◆ Assignment ◆
Your reply should be the full listing, copied exactly.
•••••
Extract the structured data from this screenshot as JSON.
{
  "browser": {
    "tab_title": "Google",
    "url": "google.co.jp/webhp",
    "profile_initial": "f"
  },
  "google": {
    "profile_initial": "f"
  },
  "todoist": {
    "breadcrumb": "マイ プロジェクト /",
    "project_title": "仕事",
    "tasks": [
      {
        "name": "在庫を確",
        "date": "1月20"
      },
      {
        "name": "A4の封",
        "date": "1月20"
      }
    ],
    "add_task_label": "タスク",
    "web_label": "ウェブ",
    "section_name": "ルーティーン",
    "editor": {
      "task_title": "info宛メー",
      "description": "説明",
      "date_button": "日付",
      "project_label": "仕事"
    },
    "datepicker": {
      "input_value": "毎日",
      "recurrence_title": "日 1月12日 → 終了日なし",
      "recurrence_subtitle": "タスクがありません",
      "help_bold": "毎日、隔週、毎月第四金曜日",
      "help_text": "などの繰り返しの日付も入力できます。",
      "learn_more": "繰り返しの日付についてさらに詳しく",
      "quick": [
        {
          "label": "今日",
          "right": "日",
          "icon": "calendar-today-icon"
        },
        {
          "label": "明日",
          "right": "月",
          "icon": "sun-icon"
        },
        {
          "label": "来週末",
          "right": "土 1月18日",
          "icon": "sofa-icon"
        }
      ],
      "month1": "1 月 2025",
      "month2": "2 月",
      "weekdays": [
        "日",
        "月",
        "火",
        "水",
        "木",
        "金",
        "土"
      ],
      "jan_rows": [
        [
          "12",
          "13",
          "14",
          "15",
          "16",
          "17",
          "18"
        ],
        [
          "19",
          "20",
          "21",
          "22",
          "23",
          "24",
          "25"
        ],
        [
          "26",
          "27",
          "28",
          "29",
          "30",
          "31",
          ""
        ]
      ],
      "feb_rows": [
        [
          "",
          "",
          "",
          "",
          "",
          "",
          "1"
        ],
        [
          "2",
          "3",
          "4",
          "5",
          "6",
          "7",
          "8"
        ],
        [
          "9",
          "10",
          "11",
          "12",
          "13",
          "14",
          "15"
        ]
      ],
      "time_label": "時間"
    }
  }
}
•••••
◆ Problem solution ◆
Extract the structured data from this screenshot as JSON.
{
  "browser": {
    "tab_title": "Google",
    "url": "google.co.jp/webhp",
    "profile_initial": "f"
  },
  "google": {
    "profile_initial": "f"
  },
  "todoist": {
    "breadcrumb": "マイ プロジェクト /",
    "project_title": "仕事",
    "tasks": [
      {
        "name": "在庫を確",
        "date": "1月20"
      },
      {
        "name": "A4の封",
        "date": "1月20"
      }
    ],
    "add_task_label": "タスク",
    "web_label": "ウェブ",
    "section_name": "ルーティーン",
    "editor": {
      "task_title": "info宛メー",
      "description": "説明",
      "date_button": "日付",
      "project_label": "仕事"
    },
    "datepicker": {
      "input_value": "毎日",
      "recurrence_title": "日 1月12日 → 終了日なし",
      "recurrence_subtitle": "タスクがありません",
      "help_bold": "毎日、隔週、毎月第四金曜日",
      "help_text": "などの繰り返しの日付も入力できます。",
      "learn_more": "繰り返しの日付についてさらに詳しく",
      "quick": [
        {
          "label": "今日",
          "right": "日",
          "icon": "calendar-today-icon"
        },
        {
          "label": "明日",
          "right": "月",
          "icon": "sun-icon"
        },
        {
          "label": "来週末",
          "right": "土 1月18日",
          "icon": "sofa-icon"
        }
      ],
      "month1": "1 月 2025",
      "month2": "2 月",
      "weekdays": [
        "日",
        "月",
        "火",
        "水",
        "木",
        "金",
        "土"
      ],
      "jan_rows": [
        [
          "12",
          "13",
          "14",
          "15",
          "16",
          "17",
          "18"
        ],
        [
          "19",
          "20",
          "21",
          "22",
          "23",
          "24",
          "25"
        ],
        [
          "26",
          "27",
          "28",
          "29",
          "30",
          "31",
          ""
        ]
      ],
      "feb_rows": [
        [
          "",
          "",
          "",
          "",
          "",
          "",
          "1"
        ],
        [
          "2",
          "3",
          "4",
          "5",
          "6",
          "7",
          "8"
        ],
        [
          "9",
          "10",
          "11",
          "12",
          "13",
          "14",
          "15"
        ]
      ],
      "time_label": "時間"
    }
  }
}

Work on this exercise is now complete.